Strong demand and low inventories are supporting a favourable outlook, LyondellBasell CEO Bob Patel said on 28 April.
“Looking forward, we continue to see olefin and polyolefin market demand supporting strong global operating rates over the near term,” said Patel on the company’s Q1 earnings conference call.
Polyolefins chain margins remain strong for both US shale-gas and naphtha-based production worldwide, he noted.
Heading into a seasonally higher demand period in the spring and summer, PE inventories, especially in the US, are at low levels, he added.
LyondellBasell should see the benefit from US PE price increases that took place in February and March in Q2 due to a lag effect on implementation, said Patel. US PE contract prices rose 5 cents/lb ($110/tonne) in February and 3 cents/lb in March. April prices rolled over with a planned 3 cent/lb increase by producers delayed until May.
“[The US PE market] feels tight to us, so we just have to see how the quarter plays out,” said Patel.
On the ethylene side, “given that the derivatives in some cases are ahead by a quarter or two, of the cracker expansions, we’re pretty constructive about the ethylene markets… We’re focused on running full out for the remainder of the year”, he said.
“A year ago, many consultants were predicting a more severe reduction in operating rates as new US-based capacity was expected to start up during 2017 and 2018. But with continued global demand growth and project delays, the decline from today’s very high operating rates is forecast to be relatively shallow and short,” said Patel.
NEW PLANT COMING
The CEO sees global effective ethylene operating rates dipping from 2016 levels but still well above 90% in 2017 and 2018.
“The focus is now turning towards 2019 and 2020 where it appears that capacity utilisation could exceed the high levels of 2015-2016,” said Patel. Based on a chart shown, operating rates trend towards the 95% range by 2020.

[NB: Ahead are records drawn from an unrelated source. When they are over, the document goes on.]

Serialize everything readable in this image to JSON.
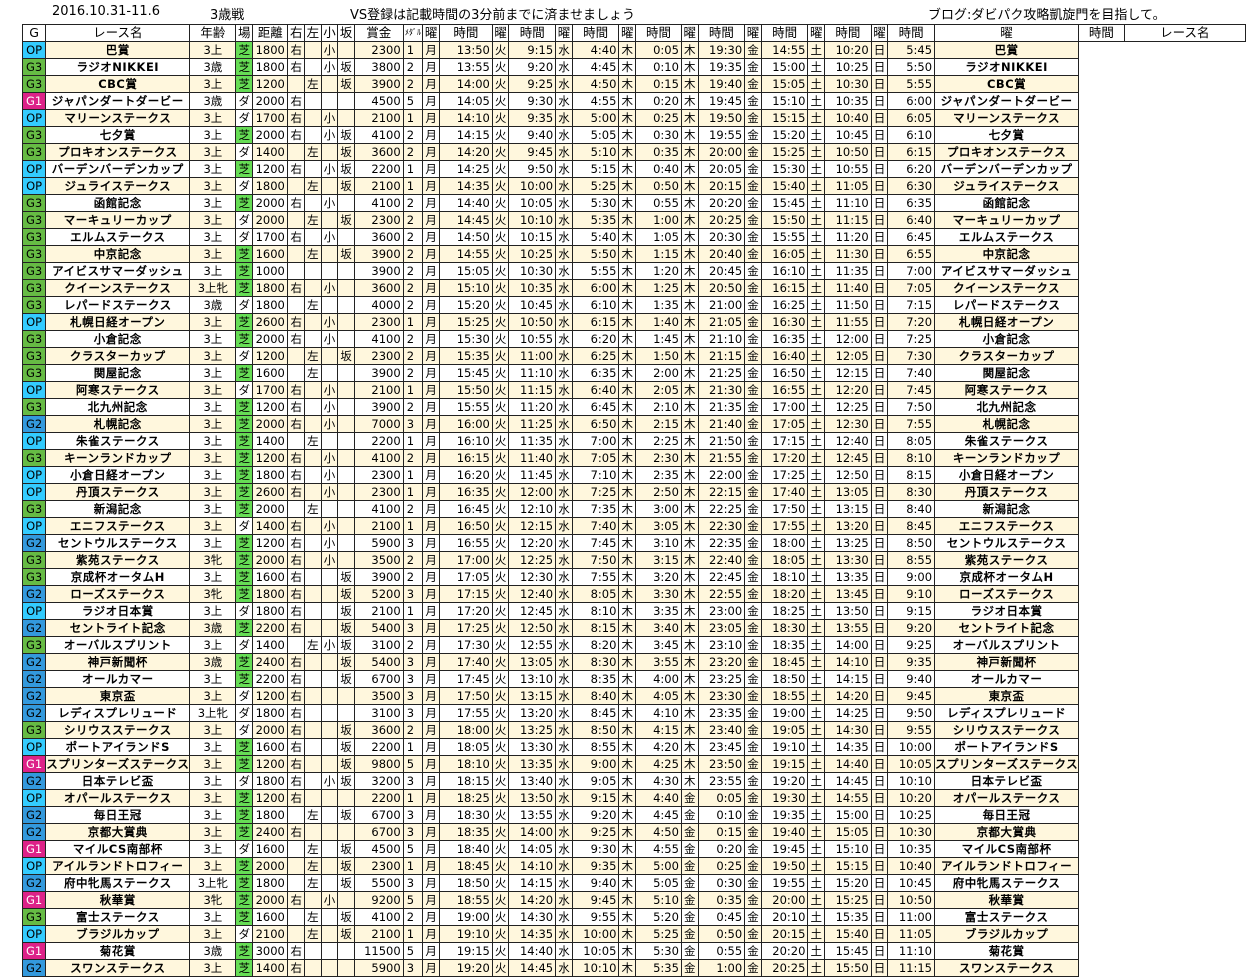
{
  "header": {
    "date_range": "2016.10.31-11.6",
    "category": "3歳戦",
    "notice": "VS登録は記載時間の3分前までに済ませましょう",
    "blog": "ブログ:ダビパク攻略凱旋門を目指して。"
  },
  "columns": [
    "G",
    "レース名",
    "年齢",
    "場",
    "距離",
    "右",
    "左",
    "小",
    "坂",
    "賞金",
    "ﾒﾀﾞﾙ",
    "曜",
    "時間",
    "曜",
    "時間",
    "曜",
    "時間",
    "曜",
    "時間",
    "曜",
    "時間",
    "曜",
    "時間",
    "曜",
    "時間",
    "曜",
    "時間",
    "曜",
    "時間",
    "レース名"
  ],
  "rows": [
    [
      "OP",
      "巴賞",
      "3上",
      "芝",
      "1800",
      "右",
      "",
      "小",
      "",
      "2300",
      "1",
      "月",
      "13:50",
      "火",
      "9:15",
      "水",
      "4:40",
      "木",
      "0:05",
      "木",
      "19:30",
      "金",
      "14:55",
      "土",
      "10:20",
      "日",
      "5:45"
    ],
    [
      "G3",
      "ラジオNIKKEI",
      "3歳",
      "芝",
      "1800",
      "右",
      "",
      "小",
      "坂",
      "3800",
      "2",
      "月",
      "13:55",
      "火",
      "9:20",
      "水",
      "4:45",
      "木",
      "0:10",
      "木",
      "19:35",
      "金",
      "15:00",
      "土",
      "10:25",
      "日",
      "5:50"
    ],
    [
      "G3",
      "CBC賞",
      "3上",
      "芝",
      "1200",
      "",
      "左",
      "",
      "坂",
      "3900",
      "2",
      "月",
      "14:00",
      "火",
      "9:25",
      "水",
      "4:50",
      "木",
      "0:15",
      "木",
      "19:40",
      "金",
      "15:05",
      "土",
      "10:30",
      "日",
      "5:55"
    ],
    [
      "G1",
      "ジャパンダートダービー",
      "3歳",
      "ダ",
      "2000",
      "右",
      "",
      "",
      "",
      "4500",
      "5",
      "月",
      "14:05",
      "火",
      "9:30",
      "水",
      "4:55",
      "木",
      "0:20",
      "木",
      "19:45",
      "金",
      "15:10",
      "土",
      "10:35",
      "日",
      "6:00"
    ],
    [
      "OP",
      "マリーンステークス",
      "3上",
      "ダ",
      "1700",
      "右",
      "",
      "小",
      "",
      "2100",
      "1",
      "月",
      "14:10",
      "火",
      "9:35",
      "水",
      "5:00",
      "木",
      "0:25",
      "木",
      "19:50",
      "金",
      "15:15",
      "土",
      "10:40",
      "日",
      "6:05"
    ],
    [
      "G3",
      "七夕賞",
      "3上",
      "芝",
      "2000",
      "右",
      "",
      "小",
      "坂",
      "4100",
      "2",
      "月",
      "14:15",
      "火",
      "9:40",
      "水",
      "5:05",
      "木",
      "0:30",
      "木",
      "19:55",
      "金",
      "15:20",
      "土",
      "10:45",
      "日",
      "6:10"
    ],
    [
      "G3",
      "プロキオンステークス",
      "3上",
      "ダ",
      "1400",
      "",
      "左",
      "",
      "坂",
      "3600",
      "2",
      "月",
      "14:20",
      "火",
      "9:45",
      "水",
      "5:10",
      "木",
      "0:35",
      "木",
      "20:00",
      "金",
      "15:25",
      "土",
      "10:50",
      "日",
      "6:15"
    ],
    [
      "OP",
      "バーデンバーデンカップ",
      "3上",
      "芝",
      "1200",
      "右",
      "",
      "小",
      "坂",
      "2200",
      "1",
      "月",
      "14:25",
      "火",
      "9:50",
      "水",
      "5:15",
      "木",
      "0:40",
      "木",
      "20:05",
      "金",
      "15:30",
      "土",
      "10:55",
      "日",
      "6:20"
    ],
    [
      "OP",
      "ジュライステークス",
      "3上",
      "ダ",
      "1800",
      "",
      "左",
      "",
      "坂",
      "2100",
      "1",
      "月",
      "14:35",
      "火",
      "10:00",
      "水",
      "5:25",
      "木",
      "0:50",
      "木",
      "20:15",
      "金",
      "15:40",
      "土",
      "11:05",
      "日",
      "6:30"
    ],
    [
      "G3",
      "函館記念",
      "3上",
      "芝",
      "2000",
      "右",
      "",
      "小",
      "",
      "4100",
      "2",
      "月",
      "14:40",
      "火",
      "10:05",
      "水",
      "5:30",
      "木",
      "0:55",
      "木",
      "20:20",
      "金",
      "15:45",
      "土",
      "11:10",
      "日",
      "6:35"
    ],
    [
      "G3",
      "マーキュリーカップ",
      "3上",
      "ダ",
      "2000",
      "",
      "左",
      "",
      "坂",
      "2300",
      "2",
      "月",
      "14:45",
      "火",
      "10:10",
      "水",
      "5:35",
      "木",
      "1:00",
      "木",
      "20:25",
      "金",
      "15:50",
      "土",
      "11:15",
      "日",
      "6:40"
    ],
    [
      "G3",
      "エルムステークス",
      "3上",
      "ダ",
      "1700",
      "右",
      "",
      "小",
      "",
      "3600",
      "2",
      "月",
      "14:50",
      "火",
      "10:15",
      "水",
      "5:40",
      "木",
      "1:05",
      "木",
      "20:30",
      "金",
      "15:55",
      "土",
      "11:20",
      "日",
      "6:45"
    ],
    [
      "G3",
      "中京記念",
      "3上",
      "芝",
      "1600",
      "",
      "左",
      "",
      "坂",
      "3900",
      "2",
      "月",
      "14:55",
      "火",
      "10:25",
      "水",
      "5:50",
      "木",
      "1:15",
      "木",
      "20:40",
      "金",
      "16:05",
      "土",
      "11:30",
      "日",
      "6:55"
    ],
    [
      "G3",
      "アイビスサマーダッシュ",
      "3上",
      "芝",
      "1000",
      "",
      "",
      "",
      "",
      "3900",
      "2",
      "月",
      "15:05",
      "火",
      "10:30",
      "水",
      "5:55",
      "木",
      "1:20",
      "木",
      "20:45",
      "金",
      "16:10",
      "土",
      "11:35",
      "日",
      "7:00"
    ],
    [
      "G3",
      "クイーンステークス",
      "3上牝",
      "芝",
      "1800",
      "右",
      "",
      "小",
      "",
      "3600",
      "2",
      "月",
      "15:10",
      "火",
      "10:35",
      "水",
      "6:00",
      "木",
      "1:25",
      "木",
      "20:50",
      "金",
      "16:15",
      "土",
      "11:40",
      "日",
      "7:05"
    ],
    [
      "G3",
      "レパードステークス",
      "3歳",
      "ダ",
      "1800",
      "",
      "左",
      "",
      "",
      "4000",
      "2",
      "月",
      "15:20",
      "火",
      "10:45",
      "水",
      "6:10",
      "木",
      "1:35",
      "木",
      "21:00",
      "金",
      "16:25",
      "土",
      "11:50",
      "日",
      "7:15"
    ],
    [
      "OP",
      "札幌日経オープン",
      "3上",
      "芝",
      "2600",
      "右",
      "",
      "小",
      "",
      "2300",
      "1",
      "月",
      "15:25",
      "火",
      "10:50",
      "水",
      "6:15",
      "木",
      "1:40",
      "木",
      "21:05",
      "金",
      "16:30",
      "土",
      "11:55",
      "日",
      "7:20"
    ],
    [
      "G3",
      "小倉記念",
      "3上",
      "芝",
      "2000",
      "右",
      "",
      "小",
      "",
      "4100",
      "2",
      "月",
      "15:30",
      "火",
      "10:55",
      "水",
      "6:20",
      "木",
      "1:45",
      "木",
      "21:10",
      "金",
      "16:35",
      "土",
      "12:00",
      "日",
      "7:25"
    ],
    [
      "G3",
      "クラスターカップ",
      "3上",
      "ダ",
      "1200",
      "",
      "左",
      "",
      "坂",
      "2300",
      "2",
      "月",
      "15:35",
      "火",
      "11:00",
      "水",
      "6:25",
      "木",
      "1:50",
      "木",
      "21:15",
      "金",
      "16:40",
      "土",
      "12:05",
      "日",
      "7:30"
    ],
    [
      "G3",
      "関屋記念",
      "3上",
      "芝",
      "1600",
      "",
      "左",
      "",
      "",
      "3900",
      "2",
      "月",
      "15:45",
      "火",
      "11:10",
      "水",
      "6:35",
      "木",
      "2:00",
      "木",
      "21:25",
      "金",
      "16:50",
      "土",
      "12:15",
      "日",
      "7:40"
    ],
    [
      "OP",
      "阿寒ステークス",
      "3上",
      "ダ",
      "1700",
      "右",
      "",
      "小",
      "",
      "2100",
      "1",
      "月",
      "15:50",
      "火",
      "11:15",
      "水",
      "6:40",
      "木",
      "2:05",
      "木",
      "21:30",
      "金",
      "16:55",
      "土",
      "12:20",
      "日",
      "7:45"
    ],
    [
      "G3",
      "北九州記念",
      "3上",
      "芝",
      "1200",
      "右",
      "",
      "小",
      "",
      "3900",
      "2",
      "月",
      "15:55",
      "火",
      "11:20",
      "水",
      "6:45",
      "木",
      "2:10",
      "木",
      "21:35",
      "金",
      "17:00",
      "土",
      "12:25",
      "日",
      "7:50"
    ],
    [
      "G2",
      "札幌記念",
      "3上",
      "芝",
      "2000",
      "右",
      "",
      "小",
      "",
      "7000",
      "3",
      "月",
      "16:00",
      "火",
      "11:25",
      "水",
      "6:50",
      "木",
      "2:15",
      "木",
      "21:40",
      "金",
      "17:05",
      "土",
      "12:30",
      "日",
      "7:55"
    ],
    [
      "OP",
      "朱雀ステークス",
      "3上",
      "芝",
      "1400",
      "",
      "左",
      "",
      "",
      "2200",
      "1",
      "月",
      "16:10",
      "火",
      "11:35",
      "水",
      "7:00",
      "木",
      "2:25",
      "木",
      "21:50",
      "金",
      "17:15",
      "土",
      "12:40",
      "日",
      "8:05"
    ],
    [
      "G3",
      "キーンランドカップ",
      "3上",
      "芝",
      "1200",
      "右",
      "",
      "小",
      "",
      "4100",
      "2",
      "月",
      "16:15",
      "火",
      "11:40",
      "水",
      "7:05",
      "木",
      "2:30",
      "木",
      "21:55",
      "金",
      "17:20",
      "土",
      "12:45",
      "日",
      "8:10"
    ],
    [
      "OP",
      "小倉日経オープン",
      "3上",
      "芝",
      "1800",
      "右",
      "",
      "小",
      "",
      "2300",
      "1",
      "月",
      "16:20",
      "火",
      "11:45",
      "水",
      "7:10",
      "木",
      "2:35",
      "木",
      "22:00",
      "金",
      "17:25",
      "土",
      "12:50",
      "日",
      "8:15"
    ],
    [
      "OP",
      "丹頂ステークス",
      "3上",
      "芝",
      "2600",
      "右",
      "",
      "小",
      "",
      "2300",
      "1",
      "月",
      "16:35",
      "火",
      "12:00",
      "水",
      "7:25",
      "木",
      "2:50",
      "木",
      "22:15",
      "金",
      "17:40",
      "土",
      "13:05",
      "日",
      "8:30"
    ],
    [
      "G3",
      "新潟記念",
      "3上",
      "芝",
      "2000",
      "",
      "左",
      "",
      "",
      "4100",
      "2",
      "月",
      "16:45",
      "火",
      "12:10",
      "水",
      "7:35",
      "木",
      "3:00",
      "木",
      "22:25",
      "金",
      "17:50",
      "土",
      "13:15",
      "日",
      "8:40"
    ],
    [
      "OP",
      "エニフステークス",
      "3上",
      "ダ",
      "1400",
      "右",
      "",
      "小",
      "",
      "2100",
      "1",
      "月",
      "16:50",
      "火",
      "12:15",
      "水",
      "7:40",
      "木",
      "3:05",
      "木",
      "22:30",
      "金",
      "17:55",
      "土",
      "13:20",
      "日",
      "8:45"
    ],
    [
      "G2",
      "セントウルステークス",
      "3上",
      "芝",
      "1200",
      "右",
      "",
      "小",
      "",
      "5900",
      "3",
      "月",
      "16:55",
      "火",
      "12:20",
      "水",
      "7:45",
      "木",
      "3:10",
      "木",
      "22:35",
      "金",
      "18:00",
      "土",
      "13:25",
      "日",
      "8:50"
    ],
    [
      "G3",
      "紫苑ステークス",
      "3牝",
      "芝",
      "2000",
      "右",
      "",
      "小",
      "",
      "3500",
      "2",
      "月",
      "17:00",
      "火",
      "12:25",
      "水",
      "7:50",
      "木",
      "3:15",
      "木",
      "22:40",
      "金",
      "18:05",
      "土",
      "13:30",
      "日",
      "8:55"
    ],
    [
      "G3",
      "京成杯オータムH",
      "3上",
      "芝",
      "1600",
      "右",
      "",
      "",
      "坂",
      "3900",
      "2",
      "月",
      "17:05",
      "火",
      "12:30",
      "水",
      "7:55",
      "木",
      "3:20",
      "木",
      "22:45",
      "金",
      "18:10",
      "土",
      "13:35",
      "日",
      "9:00"
    ],
    [
      "G2",
      "ローズステークス",
      "3牝",
      "芝",
      "1800",
      "右",
      "",
      "",
      "坂",
      "5200",
      "3",
      "月",
      "17:15",
      "火",
      "12:40",
      "水",
      "8:05",
      "木",
      "3:30",
      "木",
      "22:55",
      "金",
      "18:20",
      "土",
      "13:45",
      "日",
      "9:10"
    ],
    [
      "OP",
      "ラジオ日本賞",
      "3上",
      "ダ",
      "1800",
      "右",
      "",
      "",
      "坂",
      "2100",
      "1",
      "月",
      "17:20",
      "火",
      "12:45",
      "水",
      "8:10",
      "木",
      "3:35",
      "木",
      "23:00",
      "金",
      "18:25",
      "土",
      "13:50",
      "日",
      "9:15"
    ],
    [
      "G2",
      "セントライト記念",
      "3歳",
      "芝",
      "2200",
      "右",
      "",
      "",
      "坂",
      "5400",
      "3",
      "月",
      "17:25",
      "火",
      "12:50",
      "水",
      "8:15",
      "木",
      "3:40",
      "木",
      "23:05",
      "金",
      "18:30",
      "土",
      "13:55",
      "日",
      "9:20"
    ],
    [
      "G3",
      "オーバルスプリント",
      "3上",
      "ダ",
      "1400",
      "",
      "左",
      "小",
      "坂",
      "3100",
      "2",
      "月",
      "17:30",
      "火",
      "12:55",
      "水",
      "8:20",
      "木",
      "3:45",
      "木",
      "23:10",
      "金",
      "18:35",
      "土",
      "14:00",
      "日",
      "9:25"
    ],
    [
      "G2",
      "神戸新聞杯",
      "3歳",
      "芝",
      "2400",
      "右",
      "",
      "",
      "坂",
      "5400",
      "3",
      "月",
      "17:40",
      "火",
      "13:05",
      "水",
      "8:30",
      "木",
      "3:55",
      "木",
      "23:20",
      "金",
      "18:45",
      "土",
      "14:10",
      "日",
      "9:35"
    ],
    [
      "G2",
      "オールカマー",
      "3上",
      "芝",
      "2200",
      "右",
      "",
      "",
      "坂",
      "6700",
      "3",
      "月",
      "17:45",
      "火",
      "13:10",
      "水",
      "8:35",
      "木",
      "4:00",
      "木",
      "23:25",
      "金",
      "18:50",
      "土",
      "14:15",
      "日",
      "9:40"
    ],
    [
      "G2",
      "東京盃",
      "3上",
      "ダ",
      "1200",
      "右",
      "",
      "",
      "",
      "3500",
      "3",
      "月",
      "17:50",
      "火",
      "13:15",
      "水",
      "8:40",
      "木",
      "4:05",
      "木",
      "23:30",
      "金",
      "18:55",
      "土",
      "14:20",
      "日",
      "9:45"
    ],
    [
      "G2",
      "レディスプレリュード",
      "3上牝",
      "ダ",
      "1800",
      "右",
      "",
      "",
      "",
      "3100",
      "3",
      "月",
      "17:55",
      "火",
      "13:20",
      "水",
      "8:45",
      "木",
      "4:10",
      "木",
      "23:35",
      "金",
      "19:00",
      "土",
      "14:25",
      "日",
      "9:50"
    ],
    [
      "G3",
      "シリウスステークス",
      "3上",
      "ダ",
      "2000",
      "右",
      "",
      "",
      "坂",
      "3600",
      "2",
      "月",
      "18:00",
      "火",
      "13:25",
      "水",
      "8:50",
      "木",
      "4:15",
      "木",
      "23:40",
      "金",
      "19:05",
      "土",
      "14:30",
      "日",
      "9:55"
    ],
    [
      "OP",
      "ポートアイランドS",
      "3上",
      "芝",
      "1600",
      "右",
      "",
      "",
      "坂",
      "2200",
      "1",
      "月",
      "18:05",
      "火",
      "13:30",
      "水",
      "8:55",
      "木",
      "4:20",
      "木",
      "23:45",
      "金",
      "19:10",
      "土",
      "14:35",
      "日",
      "10:00"
    ],
    [
      "G1",
      "スプリンターズステークス",
      "3上",
      "芝",
      "1200",
      "右",
      "",
      "",
      "坂",
      "9800",
      "5",
      "月",
      "18:10",
      "火",
      "13:35",
      "水",
      "9:00",
      "木",
      "4:25",
      "木",
      "23:50",
      "金",
      "19:15",
      "土",
      "14:40",
      "日",
      "10:05"
    ],
    [
      "G2",
      "日本テレビ盃",
      "3上",
      "ダ",
      "1800",
      "右",
      "",
      "小",
      "坂",
      "3200",
      "3",
      "月",
      "18:15",
      "火",
      "13:40",
      "水",
      "9:05",
      "木",
      "4:30",
      "木",
      "23:55",
      "金",
      "19:20",
      "土",
      "14:45",
      "日",
      "10:10"
    ],
    [
      "OP",
      "オパールステークス",
      "3上",
      "芝",
      "1200",
      "右",
      "",
      "",
      "",
      "2200",
      "1",
      "月",
      "18:25",
      "火",
      "13:50",
      "水",
      "9:15",
      "木",
      "4:40",
      "金",
      "0:05",
      "金",
      "19:30",
      "土",
      "14:55",
      "日",
      "10:20"
    ],
    [
      "G2",
      "毎日王冠",
      "3上",
      "芝",
      "1800",
      "",
      "左",
      "",
      "坂",
      "6700",
      "3",
      "月",
      "18:30",
      "火",
      "13:55",
      "水",
      "9:20",
      "木",
      "4:45",
      "金",
      "0:10",
      "金",
      "19:35",
      "土",
      "15:00",
      "日",
      "10:25"
    ],
    [
      "G2",
      "京都大賞典",
      "3上",
      "芝",
      "2400",
      "右",
      "",
      "",
      "",
      "6700",
      "3",
      "月",
      "18:35",
      "火",
      "14:00",
      "水",
      "9:25",
      "木",
      "4:50",
      "金",
      "0:15",
      "金",
      "19:40",
      "土",
      "15:05",
      "日",
      "10:30"
    ],
    [
      "G1",
      "マイルCS南部杯",
      "3上",
      "ダ",
      "1600",
      "",
      "左",
      "",
      "坂",
      "4500",
      "5",
      "月",
      "18:40",
      "火",
      "14:05",
      "水",
      "9:30",
      "木",
      "4:55",
      "金",
      "0:20",
      "金",
      "19:45",
      "土",
      "15:10",
      "日",
      "10:35"
    ],
    [
      "OP",
      "アイルランドトロフィー",
      "3上",
      "芝",
      "2000",
      "",
      "左",
      "",
      "坂",
      "2300",
      "1",
      "月",
      "18:45",
      "火",
      "14:10",
      "水",
      "9:35",
      "木",
      "5:00",
      "金",
      "0:25",
      "金",
      "19:50",
      "土",
      "15:15",
      "日",
      "10:40"
    ],
    [
      "G2",
      "府中牝馬ステークス",
      "3上牝",
      "芝",
      "1800",
      "",
      "左",
      "",
      "坂",
      "5500",
      "3",
      "月",
      "18:50",
      "火",
      "14:15",
      "水",
      "9:40",
      "木",
      "5:05",
      "金",
      "0:30",
      "金",
      "19:55",
      "土",
      "15:20",
      "日",
      "10:45"
    ],
    [
      "G1",
      "秋華賞",
      "3牝",
      "芝",
      "2000",
      "右",
      "",
      "小",
      "",
      "9200",
      "5",
      "月",
      "18:55",
      "火",
      "14:20",
      "水",
      "9:45",
      "木",
      "5:10",
      "金",
      "0:35",
      "金",
      "20:00",
      "土",
      "15:25",
      "日",
      "10:50"
    ],
    [
      "G3",
      "富士ステークス",
      "3上",
      "芝",
      "1600",
      "",
      "左",
      "",
      "坂",
      "4100",
      "2",
      "月",
      "19:00",
      "火",
      "14:30",
      "水",
      "9:55",
      "木",
      "5:20",
      "金",
      "0:45",
      "金",
      "20:10",
      "土",
      "15:35",
      "日",
      "11:00"
    ],
    [
      "OP",
      "ブラジルカップ",
      "3上",
      "ダ",
      "2100",
      "",
      "左",
      "",
      "坂",
      "2100",
      "1",
      "月",
      "19:10",
      "火",
      "14:35",
      "水",
      "10:00",
      "木",
      "5:25",
      "金",
      "0:50",
      "金",
      "20:15",
      "土",
      "15:40",
      "日",
      "11:05"
    ],
    [
      "G1",
      "菊花賞",
      "3歳",
      "芝",
      "3000",
      "右",
      "",
      "",
      "",
      "11500",
      "5",
      "月",
      "19:15",
      "火",
      "14:40",
      "水",
      "10:05",
      "木",
      "5:30",
      "金",
      "0:55",
      "金",
      "20:20",
      "土",
      "15:45",
      "日",
      "11:10"
    ],
    [
      "G2",
      "スワンステークス",
      "3上",
      "芝",
      "1400",
      "右",
      "",
      "",
      "",
      "5900",
      "3",
      "月",
      "19:20",
      "火",
      "14:45",
      "水",
      "10:10",
      "木",
      "5:35",
      "金",
      "1:00",
      "金",
      "20:25",
      "土",
      "15:50",
      "日",
      "11:15"
    ]
  ],
  "colors": {
    "OP": "#33ccff",
    "G3": "#66bb44",
    "G2": "#3399dd",
    "G1": "#dd2288",
    "turf": "#66dd55",
    "cream": "#fff7dd"
  }
}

LyondellBasell plans to break ground on its 500,000 tonne/year high density PE (HDPE) plant at LaPorte, Texas, in May, he said. Start-up is expected in mid-2019. Beyond that, the company has “one more [ethylene] debottleneck” at Channelview, Texas, and then would consider other PE expansions, said Patel.
LyondellBasell’s Olefins & Polyolefins - Americas segment posted an 18% year-on-year decline in earnings before interest, tax, depreciation and amortisation (EBITDA) to $723m in Q1 2017 despite 23% higher sales of $2.6bn. Its EBITDA margin fell to 27.8% versus 41.5% in the year-ago period.
Dow Chemical also sees strong conditions for ethylene and PE margins even amid major new capacity starting up in the US in 2017, executives said on 27 April.
“The ethylene cycle continues to look attractive to us, even in the slower growth environment… and a low-to-mid oil price environment. Operating rates are still hanging in there at 90%, even with new capacities coming on line,” said president and chief operating officer Jim Fitterling.
“Our view is continued strength in the ethylene cycle and continued strength in the polymer market.”
Dow’s performance plastics segment posted a slight decline in EBITDA in Q1 2017 to $984m versus $991m in the year-ago period on 21% higher sales of $5.0bn. Volumes were up 5%, while pricing was 15% higher year on year.
However, around 40% high- er feedstock costs, start-up costs for its US cracker and planned maintenance of its Terneuzen, Netherlands, cracker took EBITDA margins down to 19.6% in Q1 2017 versus 23.8% a year ago.
Going forward, Fitterling sees “strong price momentum heading into Q2” with volumes “very strong”.
Globally, Dow has “doubled and tripled down” on its direct sales and marketing machine on the ground across the world and especially in emerging markets to foster demand, noted chairman and CEO Andrew Liveris.
“The fact that we’re in Western China… the fact that we’re opening up in Urumqi, China… we have this ability to create new demand,” said Liveris.
DOW SEES CTO SLOWING
China’s ethylene and PE capacity additions via coal-to-olefins (CTO) is likely to slow as the government aims to control pollution, said Liveris.
“My direct exposure to the China administration suggests that their [commitment] to emissions control is strong. So even though they have got the CTO/MTO capacity, they are slowing it down quite a lot,” said Liveris, who is also head of the American Manufacturing Council in the US Trump administration.
Liveris also noted that the end product from CTO/MTO plants is “really commodity, low value” PE with limited impact on higher end PE supply/demand balances.
Coming down the home stretch of starting up two multi-billion dollar capital projects – the US cracker and derivatives and its Sadara joint venture with Saudi Aramco – Dow is planning incremental capacity expansions.
“As we have done these massive investments… we’ve had a mind’s eye to… the next load of capacity. You should think of [these] as incremental from here because we have these big bases,” said Liveris.
“We are reviewing all of that now, and we’re going to have something to say about that very soon.”